Harari meditates for two hours daily and attends a 45-day silent retreat each year. I definitely won’t be copying him here, however. Had he not started meditating, Harari said he would still be focusing narrowly on medieval military history at Oxford, rather than being able to write and spellbindingly explain the past, present, and future of humanity with awe-inspiring insight and clarity. He, along with other great thinkers such as Sam Harris, Steve Jobs, and Ray Dalio have also credited much of their success to the clarity given to them by meditation. So if it’s good enough for them, I figured, it’s surely good enough for me. It might be for you too.
Suggested Meditation Apps:
Headspace – Best for beginners, beautifully simple.
Calm – More content and extra meditation styles available.
Suggested Meditation Books:
Sam Harris – Waking Up: A Guide To Spirituality Without Religion – A committed atheist and one of the most logical minds of the planet, Harris explores what meditation can offer to those with a secular disposition.
Robert Wright – Why Buddhism Is True: The Science And Philosophy Of Meditation And Enlightenment – Meditation’s usefulness in the context of how natural selection has left us with neurotic minds. The title is ironic, he posits that the Buddhist practice of meditation, and not the worship of the man himself, is true.
Daniel Goleman and Richard Davidson – Altered Traits: Science Reveals How Meditation Changes Your Mind, Brain And Body – A summary of the vast quantity of scientific evidence which backs up the potential of meditation to change your brain and improve your health.
Yuval Noah Harari – Sapiens – This is not technically a book on meditation. However, his key view – that the history of humanity has been determined by our ability to believe myths and individuals reacting to sensations in their bodies – is inspired by the insight he has gained from meditation and attending retreats. In my view, the best book ever written.
David Eagleman – The Brain: The Story Of You – Awe-inspiring book about how your mind works.

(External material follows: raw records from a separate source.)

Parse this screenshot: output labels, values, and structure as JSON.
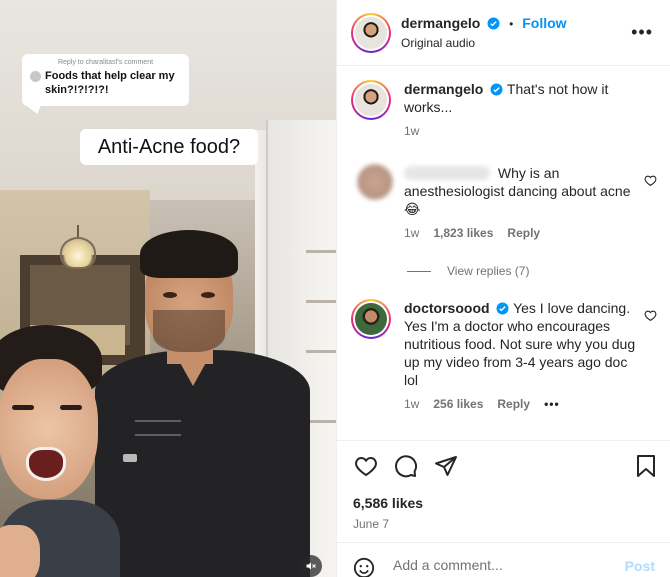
{
  "video": {
    "reply_meta": "Reply to charalitasf's comment",
    "reply_text": "Foods that help clear my skin?!?!?!?!",
    "caption": "Anti-Acne food?"
  },
  "header": {
    "username": "dermangelo",
    "follow_label": "Follow",
    "separator": "•",
    "subtitle": "Original audio",
    "more_label": "•••"
  },
  "post": {
    "username": "dermangelo",
    "text": "That's not how it works...",
    "time": "1w"
  },
  "comments": [
    {
      "username": "",
      "text": "Why is an anesthesiologist dancing about acne 😂",
      "time": "1w",
      "likes": "1,823 likes",
      "reply": "Reply"
    },
    {
      "username": "doctorsoood",
      "text": "Yes I love dancing. Yes I'm a doctor who encourages nutritious food. Not sure why you dug up my video from 3-4 years ago doc lol",
      "time": "1w",
      "likes": "256 likes",
      "reply": "Reply",
      "more": "•••"
    }
  ],
  "view_replies": "View replies (7)",
  "actions": {
    "likes": "6,586 likes",
    "date": "June 7"
  },
  "add_comment": {
    "placeholder": "Add a comment...",
    "post_label": "Post"
  },
  "colors": {
    "follow_blue": "#0095f6",
    "verified_blue": "#0095f6",
    "post_disabled": "#b3dbff",
    "meta_gray": "#737373"
  }
}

Although meditation only features intermittently, this is a must for any meditator. Or for anyone who wants stunning insights into the stranger-than-science-fiction reality of how the brain works.